Give back each line of the material that contains the word "screenshot".

Given data:
▬▬▬
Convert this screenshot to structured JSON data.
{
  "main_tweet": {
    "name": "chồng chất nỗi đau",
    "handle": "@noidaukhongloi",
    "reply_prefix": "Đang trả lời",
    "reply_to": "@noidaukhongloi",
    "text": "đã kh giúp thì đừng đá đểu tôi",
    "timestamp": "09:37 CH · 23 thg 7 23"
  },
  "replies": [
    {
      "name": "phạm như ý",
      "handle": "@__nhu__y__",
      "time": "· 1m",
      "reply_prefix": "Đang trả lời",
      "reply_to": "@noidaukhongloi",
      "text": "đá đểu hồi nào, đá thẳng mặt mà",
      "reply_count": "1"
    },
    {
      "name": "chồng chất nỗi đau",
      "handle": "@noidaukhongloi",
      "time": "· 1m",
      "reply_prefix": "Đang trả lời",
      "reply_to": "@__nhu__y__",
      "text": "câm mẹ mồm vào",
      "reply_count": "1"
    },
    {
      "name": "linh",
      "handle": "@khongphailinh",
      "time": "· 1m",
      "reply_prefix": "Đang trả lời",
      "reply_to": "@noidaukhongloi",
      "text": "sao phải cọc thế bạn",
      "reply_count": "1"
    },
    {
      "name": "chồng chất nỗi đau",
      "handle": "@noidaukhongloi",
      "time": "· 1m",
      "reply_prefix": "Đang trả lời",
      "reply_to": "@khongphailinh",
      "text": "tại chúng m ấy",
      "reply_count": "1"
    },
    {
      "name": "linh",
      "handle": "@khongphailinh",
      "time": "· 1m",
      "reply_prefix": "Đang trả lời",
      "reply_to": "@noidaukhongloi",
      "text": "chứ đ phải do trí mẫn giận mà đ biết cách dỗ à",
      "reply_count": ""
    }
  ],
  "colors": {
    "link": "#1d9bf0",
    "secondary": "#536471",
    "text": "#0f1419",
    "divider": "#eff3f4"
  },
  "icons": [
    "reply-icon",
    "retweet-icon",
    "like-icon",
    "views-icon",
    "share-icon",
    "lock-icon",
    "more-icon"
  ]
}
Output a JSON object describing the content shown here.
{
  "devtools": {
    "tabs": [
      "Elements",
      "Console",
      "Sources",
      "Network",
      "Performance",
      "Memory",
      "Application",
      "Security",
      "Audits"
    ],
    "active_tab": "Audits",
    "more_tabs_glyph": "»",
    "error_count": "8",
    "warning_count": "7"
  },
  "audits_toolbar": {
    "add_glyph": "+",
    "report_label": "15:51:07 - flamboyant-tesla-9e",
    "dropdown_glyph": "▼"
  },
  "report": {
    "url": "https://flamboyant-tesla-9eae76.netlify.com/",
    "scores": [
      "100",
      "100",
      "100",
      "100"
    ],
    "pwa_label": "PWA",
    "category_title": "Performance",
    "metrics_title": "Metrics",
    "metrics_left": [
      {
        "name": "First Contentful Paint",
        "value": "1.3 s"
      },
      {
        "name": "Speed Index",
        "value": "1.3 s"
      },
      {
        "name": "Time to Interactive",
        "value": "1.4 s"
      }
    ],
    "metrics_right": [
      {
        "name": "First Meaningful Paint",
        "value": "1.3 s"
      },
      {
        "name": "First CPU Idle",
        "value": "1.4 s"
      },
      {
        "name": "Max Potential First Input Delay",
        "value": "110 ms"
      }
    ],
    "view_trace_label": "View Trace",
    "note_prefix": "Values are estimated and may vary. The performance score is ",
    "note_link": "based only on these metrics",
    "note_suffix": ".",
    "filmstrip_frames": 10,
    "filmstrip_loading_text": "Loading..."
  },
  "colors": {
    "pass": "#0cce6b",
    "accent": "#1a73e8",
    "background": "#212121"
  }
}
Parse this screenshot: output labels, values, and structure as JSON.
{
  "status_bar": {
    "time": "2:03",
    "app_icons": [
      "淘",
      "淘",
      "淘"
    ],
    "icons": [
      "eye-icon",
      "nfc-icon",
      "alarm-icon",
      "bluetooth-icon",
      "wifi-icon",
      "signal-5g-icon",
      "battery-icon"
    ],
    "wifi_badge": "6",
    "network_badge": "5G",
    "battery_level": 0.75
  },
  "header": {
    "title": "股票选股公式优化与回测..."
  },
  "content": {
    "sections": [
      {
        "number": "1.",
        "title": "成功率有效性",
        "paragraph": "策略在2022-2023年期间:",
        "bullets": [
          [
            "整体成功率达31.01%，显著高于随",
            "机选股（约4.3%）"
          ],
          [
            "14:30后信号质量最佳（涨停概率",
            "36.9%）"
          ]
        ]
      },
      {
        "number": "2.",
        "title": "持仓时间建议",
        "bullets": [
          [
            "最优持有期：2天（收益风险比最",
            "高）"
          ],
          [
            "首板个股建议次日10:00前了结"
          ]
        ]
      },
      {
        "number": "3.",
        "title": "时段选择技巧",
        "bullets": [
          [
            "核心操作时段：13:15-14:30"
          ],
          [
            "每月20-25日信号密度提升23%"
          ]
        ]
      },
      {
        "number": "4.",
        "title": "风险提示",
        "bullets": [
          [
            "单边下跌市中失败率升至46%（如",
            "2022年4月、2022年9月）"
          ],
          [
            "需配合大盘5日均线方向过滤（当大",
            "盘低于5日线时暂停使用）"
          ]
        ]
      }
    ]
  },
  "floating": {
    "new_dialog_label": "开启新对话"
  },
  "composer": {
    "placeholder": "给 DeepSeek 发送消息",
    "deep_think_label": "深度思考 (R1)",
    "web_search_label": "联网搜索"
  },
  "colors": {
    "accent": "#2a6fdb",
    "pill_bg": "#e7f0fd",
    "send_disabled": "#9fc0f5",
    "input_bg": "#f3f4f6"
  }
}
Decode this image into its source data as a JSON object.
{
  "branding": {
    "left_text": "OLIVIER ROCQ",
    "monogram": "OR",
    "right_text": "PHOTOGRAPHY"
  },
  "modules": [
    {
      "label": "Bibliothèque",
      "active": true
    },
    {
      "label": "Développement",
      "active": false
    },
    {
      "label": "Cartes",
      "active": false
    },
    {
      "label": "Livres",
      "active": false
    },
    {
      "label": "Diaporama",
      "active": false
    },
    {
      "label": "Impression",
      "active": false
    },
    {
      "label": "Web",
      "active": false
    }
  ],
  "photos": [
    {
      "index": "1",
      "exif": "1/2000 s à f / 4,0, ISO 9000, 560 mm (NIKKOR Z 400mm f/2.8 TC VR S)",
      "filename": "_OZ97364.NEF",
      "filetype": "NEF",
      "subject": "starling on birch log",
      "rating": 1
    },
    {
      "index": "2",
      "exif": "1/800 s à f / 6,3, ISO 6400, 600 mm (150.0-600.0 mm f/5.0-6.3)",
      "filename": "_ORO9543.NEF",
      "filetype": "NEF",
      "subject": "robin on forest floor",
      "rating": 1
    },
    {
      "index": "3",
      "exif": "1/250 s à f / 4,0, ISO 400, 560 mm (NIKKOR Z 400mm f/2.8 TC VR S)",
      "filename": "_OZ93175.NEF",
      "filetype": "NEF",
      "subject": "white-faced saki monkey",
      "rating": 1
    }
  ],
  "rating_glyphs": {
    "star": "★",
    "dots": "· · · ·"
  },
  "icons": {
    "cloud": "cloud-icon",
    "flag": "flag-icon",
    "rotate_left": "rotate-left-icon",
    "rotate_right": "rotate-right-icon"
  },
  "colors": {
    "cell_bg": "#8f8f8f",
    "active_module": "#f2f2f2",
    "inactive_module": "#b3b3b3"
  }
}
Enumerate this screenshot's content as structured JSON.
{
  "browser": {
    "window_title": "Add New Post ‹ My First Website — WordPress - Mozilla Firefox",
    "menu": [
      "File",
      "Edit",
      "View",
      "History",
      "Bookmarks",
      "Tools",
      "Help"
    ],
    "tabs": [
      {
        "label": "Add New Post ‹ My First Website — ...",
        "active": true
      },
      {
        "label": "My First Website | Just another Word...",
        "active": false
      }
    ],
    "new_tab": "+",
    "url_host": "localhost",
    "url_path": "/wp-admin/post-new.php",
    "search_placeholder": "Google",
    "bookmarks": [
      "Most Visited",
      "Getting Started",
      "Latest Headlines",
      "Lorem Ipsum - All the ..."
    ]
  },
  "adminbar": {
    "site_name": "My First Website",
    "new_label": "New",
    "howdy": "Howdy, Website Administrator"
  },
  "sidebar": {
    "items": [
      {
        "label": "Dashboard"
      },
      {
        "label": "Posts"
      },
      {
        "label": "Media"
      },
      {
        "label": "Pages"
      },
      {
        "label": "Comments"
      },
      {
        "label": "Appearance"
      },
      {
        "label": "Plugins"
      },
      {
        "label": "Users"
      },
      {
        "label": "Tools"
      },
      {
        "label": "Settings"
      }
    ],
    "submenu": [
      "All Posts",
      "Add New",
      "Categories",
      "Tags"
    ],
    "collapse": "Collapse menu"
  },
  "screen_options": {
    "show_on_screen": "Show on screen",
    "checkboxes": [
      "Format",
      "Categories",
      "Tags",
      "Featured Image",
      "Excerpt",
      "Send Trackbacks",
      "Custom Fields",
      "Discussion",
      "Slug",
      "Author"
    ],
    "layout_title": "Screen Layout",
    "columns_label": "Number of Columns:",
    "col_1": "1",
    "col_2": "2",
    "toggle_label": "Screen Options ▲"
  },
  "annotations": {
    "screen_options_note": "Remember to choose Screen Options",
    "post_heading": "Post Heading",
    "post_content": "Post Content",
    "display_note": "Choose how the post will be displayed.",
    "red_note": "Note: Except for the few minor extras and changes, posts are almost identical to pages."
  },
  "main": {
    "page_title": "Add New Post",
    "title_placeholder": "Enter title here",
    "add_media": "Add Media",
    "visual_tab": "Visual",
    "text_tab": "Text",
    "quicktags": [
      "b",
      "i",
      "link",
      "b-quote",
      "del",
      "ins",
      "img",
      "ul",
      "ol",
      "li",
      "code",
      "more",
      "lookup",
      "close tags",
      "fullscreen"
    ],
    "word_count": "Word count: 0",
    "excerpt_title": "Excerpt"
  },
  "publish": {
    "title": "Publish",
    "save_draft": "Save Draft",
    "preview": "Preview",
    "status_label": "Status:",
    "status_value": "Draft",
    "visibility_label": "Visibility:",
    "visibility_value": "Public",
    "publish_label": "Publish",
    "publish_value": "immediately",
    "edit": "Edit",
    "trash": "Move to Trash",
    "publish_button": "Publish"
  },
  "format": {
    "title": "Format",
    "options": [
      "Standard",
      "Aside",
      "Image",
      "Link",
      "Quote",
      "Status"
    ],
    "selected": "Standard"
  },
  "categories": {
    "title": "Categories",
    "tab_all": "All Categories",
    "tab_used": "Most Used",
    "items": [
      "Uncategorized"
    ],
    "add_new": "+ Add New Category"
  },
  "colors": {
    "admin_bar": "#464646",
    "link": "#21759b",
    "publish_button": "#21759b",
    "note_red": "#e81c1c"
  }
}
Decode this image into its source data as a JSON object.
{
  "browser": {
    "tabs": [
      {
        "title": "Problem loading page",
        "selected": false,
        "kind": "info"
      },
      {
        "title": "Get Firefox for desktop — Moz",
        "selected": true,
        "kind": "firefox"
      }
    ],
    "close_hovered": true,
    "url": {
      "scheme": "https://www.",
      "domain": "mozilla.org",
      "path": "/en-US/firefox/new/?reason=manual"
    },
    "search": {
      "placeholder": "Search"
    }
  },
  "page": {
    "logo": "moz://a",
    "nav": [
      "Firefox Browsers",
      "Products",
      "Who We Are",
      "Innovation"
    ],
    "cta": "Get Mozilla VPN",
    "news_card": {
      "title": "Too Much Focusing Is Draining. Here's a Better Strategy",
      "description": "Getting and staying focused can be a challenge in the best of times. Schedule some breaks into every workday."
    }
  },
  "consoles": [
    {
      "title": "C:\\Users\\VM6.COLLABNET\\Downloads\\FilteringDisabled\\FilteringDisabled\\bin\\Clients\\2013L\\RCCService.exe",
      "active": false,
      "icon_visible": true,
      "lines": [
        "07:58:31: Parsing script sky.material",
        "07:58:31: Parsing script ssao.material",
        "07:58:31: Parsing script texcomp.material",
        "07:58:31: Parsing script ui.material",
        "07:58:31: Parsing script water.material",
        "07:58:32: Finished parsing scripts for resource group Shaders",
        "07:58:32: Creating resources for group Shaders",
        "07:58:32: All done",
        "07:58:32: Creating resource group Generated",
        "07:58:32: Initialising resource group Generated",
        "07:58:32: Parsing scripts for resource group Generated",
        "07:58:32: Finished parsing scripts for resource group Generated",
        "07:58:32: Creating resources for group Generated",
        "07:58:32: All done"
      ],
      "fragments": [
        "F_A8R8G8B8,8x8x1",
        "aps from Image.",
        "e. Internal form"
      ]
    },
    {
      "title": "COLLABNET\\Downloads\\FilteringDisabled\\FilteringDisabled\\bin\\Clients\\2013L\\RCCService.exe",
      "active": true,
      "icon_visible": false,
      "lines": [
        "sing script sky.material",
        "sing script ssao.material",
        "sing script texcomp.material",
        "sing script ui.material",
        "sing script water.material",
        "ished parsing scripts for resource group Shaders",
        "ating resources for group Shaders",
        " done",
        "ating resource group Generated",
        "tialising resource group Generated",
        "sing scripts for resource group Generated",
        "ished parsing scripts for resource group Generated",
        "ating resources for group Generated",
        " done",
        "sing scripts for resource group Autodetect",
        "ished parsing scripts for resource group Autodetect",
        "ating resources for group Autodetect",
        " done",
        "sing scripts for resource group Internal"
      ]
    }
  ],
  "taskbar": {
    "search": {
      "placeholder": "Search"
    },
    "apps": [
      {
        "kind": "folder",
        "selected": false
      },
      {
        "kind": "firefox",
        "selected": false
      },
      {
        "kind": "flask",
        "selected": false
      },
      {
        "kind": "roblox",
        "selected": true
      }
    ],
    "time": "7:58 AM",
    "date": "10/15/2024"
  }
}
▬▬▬
Task output:
Convert this screenshot to structured JSON data.
Parse this screenshot: output labels, values, and structure as JSON.
Enumerate this screenshot's content as structured JSON.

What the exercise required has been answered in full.